    Results There were 1 930 609 patient episodes analysed and median site wait times varied from 24 to 54 min. Individual site model prediction median absolute errors varied from±22.6 min (95% CI 22.4 to 22.9) to ±44.0 min (95% CI 43.4 to 44.4). Global model prediction median absolute errors varied from ±33.9 min (95% CI 33.4 to 34.0) to ±43.8 min (95% CI 43.7 to 43.9). Random forest and linear regression models performed the best, rolling average models underestimated wait times. Important variables were triage category, last-k patient average wait time and arrival time. Wait time prediction models are not transferable across hospitals. Models performed well during the COVID-19 lockdown period.

    Conclusions Electronic emergency demographic and flow information can be used to approximate emergency patient wait times. A general model is less accurate if applied without site-specific factors.

    • emergency care systems
    • efficiency
    • emergency departments
    • emergency department management
    • emergency department operations
    • emergency department utilisation

    Data availability statement

    No data are available.

    Statistics from Altmetric.com

    Footnotes

    • Handling editor Shammi L Ramlakhan

    • Twitter @gabyblech, @EpidemicAmy

    • Collaborators Rachel Rosler: network sponsor, Melanie Stephenson: literature review, Kim Hansen: risk advisor, Ms Ella Martini: consumer, Dr Hamish Rodda: emergency informatics advisor, project sponsor, Dr Judy Lowthian: district nursing researcher.

    • Contributors Principal investigator: KW. Funding: KJ, KW, MB-M. Study design and protocol: KW, BT, CT, JJ, WW. Study protocol revisions: all authors. Ethics/governance: KW, AL. Site chief investigators: HA, GB, BP, KW, AS. Data collection: AL, HA, BP, KW, AS. Data analysis: JJ, CT, BT. Manuscript: KW, JJ, CT, BT. Manuscript revisions: all authors. Manuscript guaranteed by KW and BT.

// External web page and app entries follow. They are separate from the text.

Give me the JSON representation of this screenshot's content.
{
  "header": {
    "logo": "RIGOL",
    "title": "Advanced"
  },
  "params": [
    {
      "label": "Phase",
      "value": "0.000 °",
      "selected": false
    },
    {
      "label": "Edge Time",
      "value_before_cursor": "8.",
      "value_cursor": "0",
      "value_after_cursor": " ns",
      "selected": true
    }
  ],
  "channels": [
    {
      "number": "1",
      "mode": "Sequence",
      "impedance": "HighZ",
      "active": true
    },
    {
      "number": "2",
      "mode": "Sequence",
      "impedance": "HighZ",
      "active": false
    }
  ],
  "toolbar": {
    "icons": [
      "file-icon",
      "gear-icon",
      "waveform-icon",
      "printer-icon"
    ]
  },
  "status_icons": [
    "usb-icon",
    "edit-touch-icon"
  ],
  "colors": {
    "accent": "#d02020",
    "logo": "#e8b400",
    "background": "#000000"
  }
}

    • Funding The Australian government, Medical Research Future Fund, via Monash Partners, funded this study. Researchers contributed in-kind donations of time. The Cabrini Institute and Monash University provided research infrastructure support.

    • Competing interests Some authors and collaborators are emergency physicians or directors, and others work in community health (prehospital and district nursing). One collaborator is a consumer. The Australian government, Medical Research Future Fund, via Monash Partners, funded this study. Researchers contributed in-kind donations of time. The Cabrini Institute and Monash University provided research infrastructure support.

    • Provenance and peer review Not commissioned; externally peer reviewed.

    • Supplemental material This content has been supplied by the author(s). It has not been vetted by BMJ Publishing Group Limited (BMJ) and may not have been peer-reviewed. Any opinions or recommendations discussed are solely those of the author(s) and are not endorsed by BMJ. BMJ disclaims all liability and responsibility arising from any reliance placed on the content. Where the content includes any translated material, BMJ does not warrant the accuracy and reliability of the translations (including but not limited to local regulations, clinical guidelines, terminology, drug names and drug dosages), and is not responsible for any error and/or omissions arising from translation and adaptation or otherwise.

    Request Permissions

    If you wish to reuse any or all of this article please use the link below which will take you to the Copyright Clearance Center’s RightsLink service. You will be able to get a quick price and instant permission to reuse the content in many different ways.